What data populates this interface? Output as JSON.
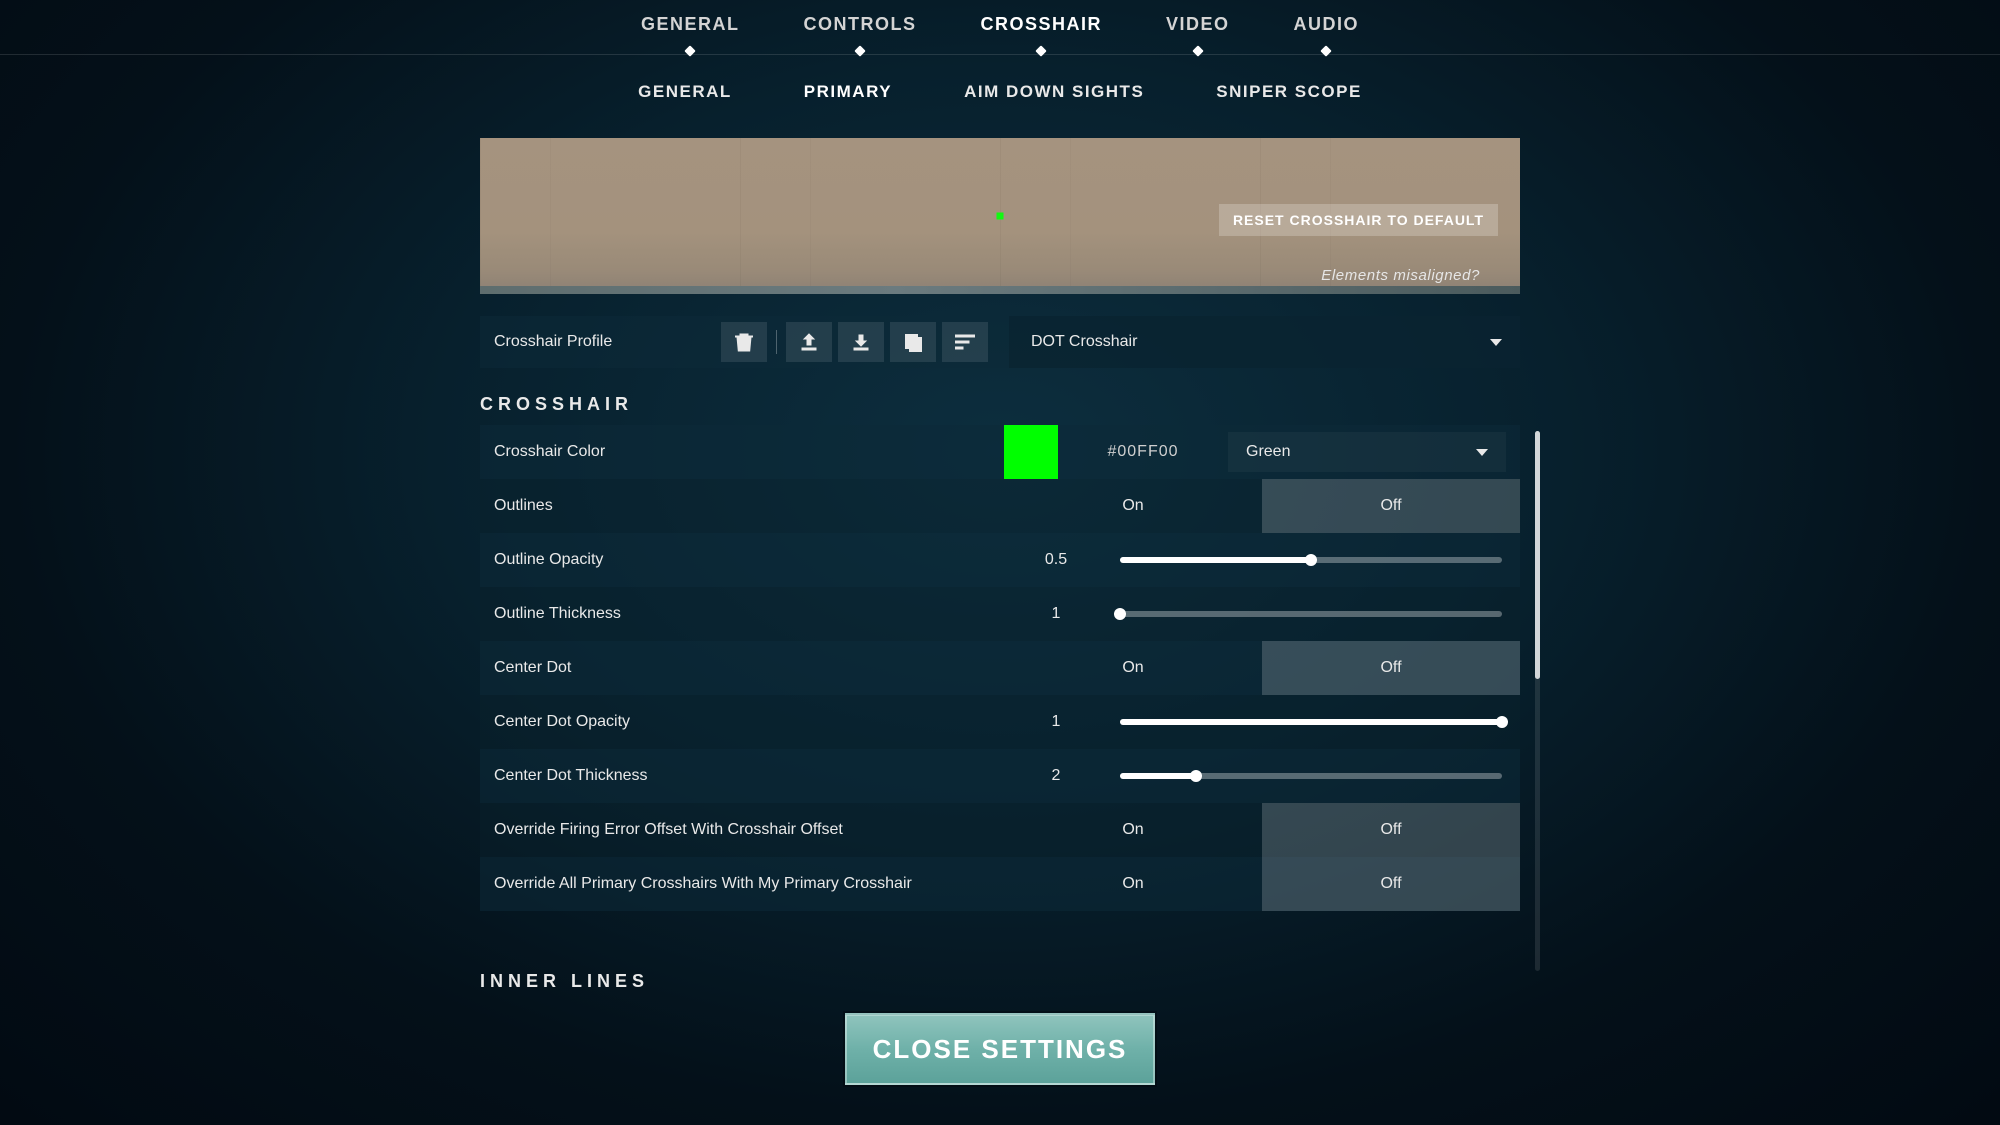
{
  "top_tabs": {
    "general": "GENERAL",
    "controls": "CONTROLS",
    "crosshair": "CROSSHAIR",
    "video": "VIDEO",
    "audio": "AUDIO",
    "active": "crosshair"
  },
  "sub_tabs": {
    "general": "GENERAL",
    "primary": "PRIMARY",
    "ads": "AIM DOWN SIGHTS",
    "sniper": "SNIPER SCOPE",
    "active": "primary"
  },
  "preview": {
    "reset_label": "RESET CROSSHAIR TO DEFAULT",
    "misaligned_label": "Elements misaligned?"
  },
  "profile": {
    "label": "Crosshair Profile",
    "selected": "DOT Crosshair",
    "icons": {
      "delete": "delete-icon",
      "upload": "upload-icon",
      "download": "download-icon",
      "copy": "copy-icon",
      "list": "list-icon"
    }
  },
  "section": {
    "crosshair": "CROSSHAIR",
    "inner_lines": "INNER LINES"
  },
  "settings": {
    "color": {
      "label": "Crosshair Color",
      "hex": "#00FF00",
      "name": "Green",
      "swatch": "#00ff00"
    },
    "outlines": {
      "label": "Outlines",
      "on": "On",
      "off": "Off",
      "value": "off"
    },
    "outline_opacity": {
      "label": "Outline Opacity",
      "value": "0.5",
      "pct": 50
    },
    "outline_thickness": {
      "label": "Outline Thickness",
      "value": "1",
      "pct": 0
    },
    "center_dot": {
      "label": "Center Dot",
      "on": "On",
      "off": "Off",
      "value": "off"
    },
    "center_dot_opacity": {
      "label": "Center Dot Opacity",
      "value": "1",
      "pct": 100
    },
    "center_dot_thickness": {
      "label": "Center Dot Thickness",
      "value": "2",
      "pct": 20
    },
    "override_firing": {
      "label": "Override Firing Error Offset With Crosshair Offset",
      "on": "On",
      "off": "Off",
      "value": "off"
    },
    "override_primary": {
      "label": "Override All Primary Crosshairs With My Primary Crosshair",
      "on": "On",
      "off": "Off",
      "value": "off"
    }
  },
  "close_label": "CLOSE SETTINGS"
}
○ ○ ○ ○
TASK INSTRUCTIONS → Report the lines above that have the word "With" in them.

ANSWER SPACE →
      "label": "Override Firing Error Offset With Crosshair Offset",
      "label": "Override All Primary Crosshairs With My Primary Crosshair",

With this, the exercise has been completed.